Article Text

Download PDFPDF

392 Engineering T cells to catalyze endogenous anticancer immunity
  1. Ryma Toumi,
  2. Simonne Guenette,
  3. Edison Chiu,
  4. Aitong Ruan and
  5. Shannon Oda
  1. Seattle Children’s Research Institute, Seattle, WA, USA
  • Journal for ImmunoTherapy of Cancer (JITC) preprint. The copyright holder for this preprint are the authors/funders, who have granted JITC permission to display the preprint. All rights reserved. No reuse allowed without permission.


Background Pancreatic ductal adenocarcinoma (PDAC) is a severe disease, with a 5-year survival rate of only 12%. Disease-targeted immune cells are increasingly employed in adoptive cell therapy (ACT) of various cancers and infectious diseases, and represent an attractive option for PDAC therapy. T cells can replicate within a patient to robustly generate tumor-specific cells that actively migrate throughout the body to eradicate disease. However, the PDAC tumor microenvironment (TME) provides several challenges for T and other immune cells, including hypoxia, limited metabolic substrates, and upregulated inhibitory ligand expression. Costimulatory signals, particularly those in the tumor necrosis factor receptor family (TNFR), can initiate distinct gene expression programs in immune cells to counter inhibitory obstacles and enhance antitumor functions. TNFR signals enhance the antitumor functions of multiple types of immune cells, including conversion of pro- to anti-cancer macrophages, maturation of dendritic cells (DC), and exhaustion resistance in T cells. We have developed novel membrane-bound fusion proteins, Dual Costimulatory Receptors (DCRs), that combine a CD40L ligand ectodomain (to elicit an endogenous anticancer response) with a costimulatory endodomain (to enhance T cell robustness and function). We hypothesized that this approach would address two critical objectives: to enable T cells to attack cancer more powerfully and durably AND to safely deliver activation signals specifically to other immune cells in the TME and lymphoid organs, where tumor-targeted T cells naturally localize.

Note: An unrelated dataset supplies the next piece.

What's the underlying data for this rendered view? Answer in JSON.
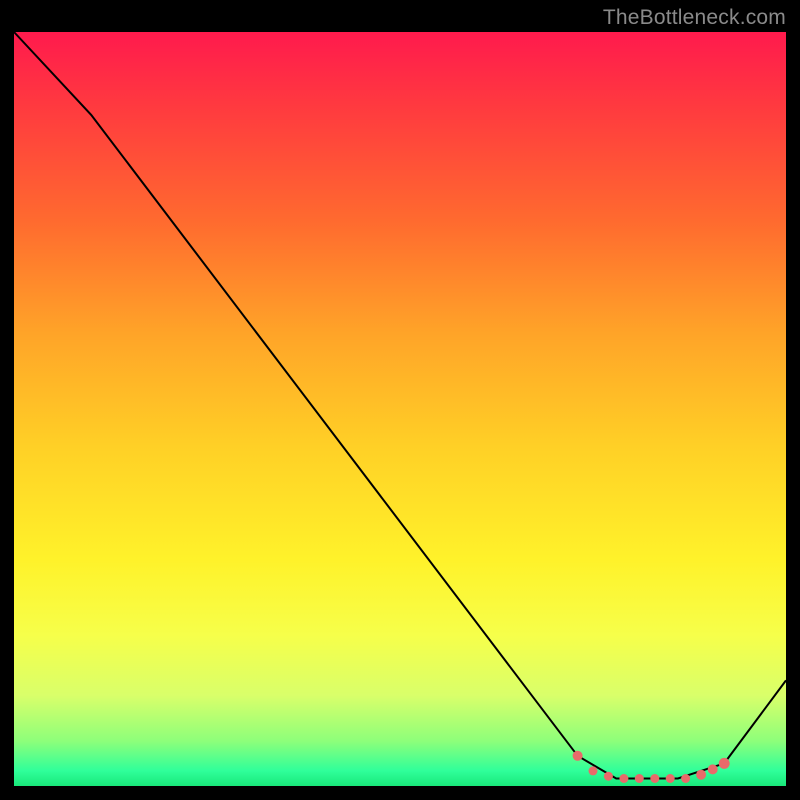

Methods We evaluated CD40L DCRs with novel in vitro assays that we developed to reliably predict in vivoantitumor therapeutic efficacy. DCR-T cells were evaluated for metabolic reprogramming and challenged with tumor in hypoxic and nutrient-limited conditions. T cells were also assessed for exhaustion resistance with multiple stimulation and serial killing assays. DCR-T cells were co-cultured with immature DC to determine cell-extrinsic functionality.

Results CD40L DCR-T cells showed significantly increased function in assays measuring T cell proliferation, cytotoxicity, cytokine production, and exhaustion resistance. Co-culture of human DCR-T cells with immature DCs resulted in DC maturation, including upregulation of costimulatory ligand and MHC molecules. In vivo studies with KPC-derived cell lines demonstrated enhanced therapeutic efficacy and altered DC programming with CD40L DCR-T cell therapy.

Conclusions Here we report a first-in-class fusion protein strategy that enhances both engineered T and endogenous immune cell antitumor function, supporting clinical translation.

This is an open access article distributed in accordance with the Creative Commons Attribution Non Commercial (CC BY-NC 4.0) license, which permits others to distribute, remix, adapt, build upon this work non-commercially, and license their derivative works on different terms, provided the original work is properly cited, appropriate credit is given, any changes made indicated, and the use is non-commercial. See

Statistics from

Request Permissions

If you wish to reuse any or all of this article please use the link below which will take you to the Copyright Clearance Center’s RightsLink service. You will be able to get a quick price and instant permission to reuse the content in many different ways.